I sincerely don’t think the problem is my emotional unavailability — I think it’s the emotional unavailability of the people I choose to partner with. But there’s not a lot a therapist can do with that, especially as I am currently “uncoupled.”

Atheist politics and technocracy

No time for a full post, but here’s a comment I wrote in response to a post on Friendly Atheist:

I’m a bit reminded of the technocracy movement that sprang up in the early 20th c. Nowadays, people use the word “technocrat” as a pejorative, especially when talking abou the EU. But there was a time when technocracy was a going political philosophy that, ultimately, went nowhere.

The problem is that you still need to have democratic involvement in defining what the actual problems are, before you start advocating solutions. Rationalists are very good at coming up with pragmatic solutions, but not everybody agrees on what the problems are. In the absence of democratic voices defining the problems, technocracy quickly becomes autocratic and authoritarian.

Suppose that, democratically, the people focus on “too much diversity” as a problem. Rationalists can come up with a workable solution to that problem, but the solution is not likely to be pleasant. Or suppose the problem is “not enough nationalism,” or “too many taxes.”

Likewise with atheists/secularists. Solving societal problems is easy, if everyone buys into it and places their trust in the experts. Defining the problem is the tricky bit.

Trayvon Martin

I don’t care how dark the image is, and I don’t care how badly a 17-year-old tries to look tough. He’s got a baby face. I had a baby face when I was seventeen. I grew a beard. I looked like a baby-face with a beard. (I look like a baby-face with a beard today, 31 years later. Beards are awesome, but ineffectual.)

There’s only one way that a grown adult could have found Trayvon “suspicious-looking” and threatening, and it starts with r and ends with acism.

What does Trayvon Martin look like? To me, he looks like a sweet boy, probably awkward around girls, too smart for his own good, and desperate to be something he’s not. Of course, now he’s dead, which is something he authentically is, and always will be.

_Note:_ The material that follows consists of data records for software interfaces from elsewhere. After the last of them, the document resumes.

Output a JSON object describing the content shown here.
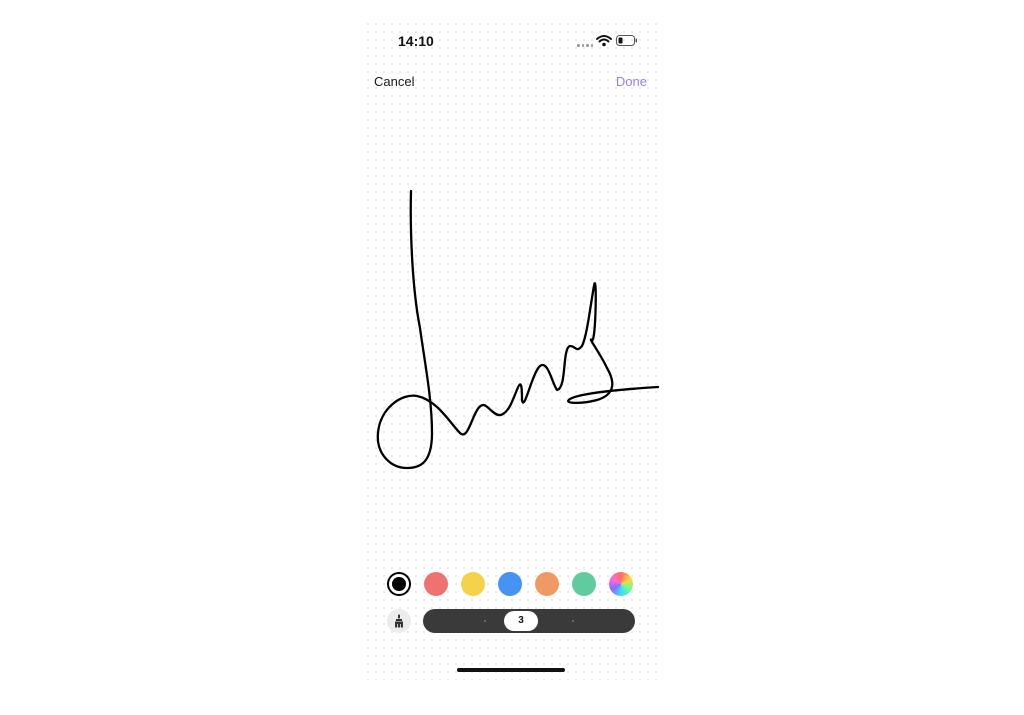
{
  "status_bar": {
    "time": "14:10"
  },
  "nav": {
    "cancel_label": "Cancel",
    "done_label": "Done"
  },
  "palette": {
    "colors": [
      "#000000",
      "#ef7272",
      "#f4d24c",
      "#4792f3",
      "#ef9a64",
      "#5fcb9f",
      "rainbow"
    ],
    "selected_index": 0
  },
  "brush": {
    "icon": "brush-icon"
  },
  "stroke_width": {
    "value": "3"
  },
  "signature": {
    "stroke_color": "#000000"
  }
}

I’m a white dude who lives in a majority black neighborhood (cf. the fictional Ernest Valdemar, Francophone resident of Harlem, NY) in a major metropolitan center; I live just down the street from a magnet school for inner-city high achievers, and I see kids like Trayvon all the time on the sidewalk outside my condo, usually full of high spirits and bravado, which, last time I checked, are not capital offenses.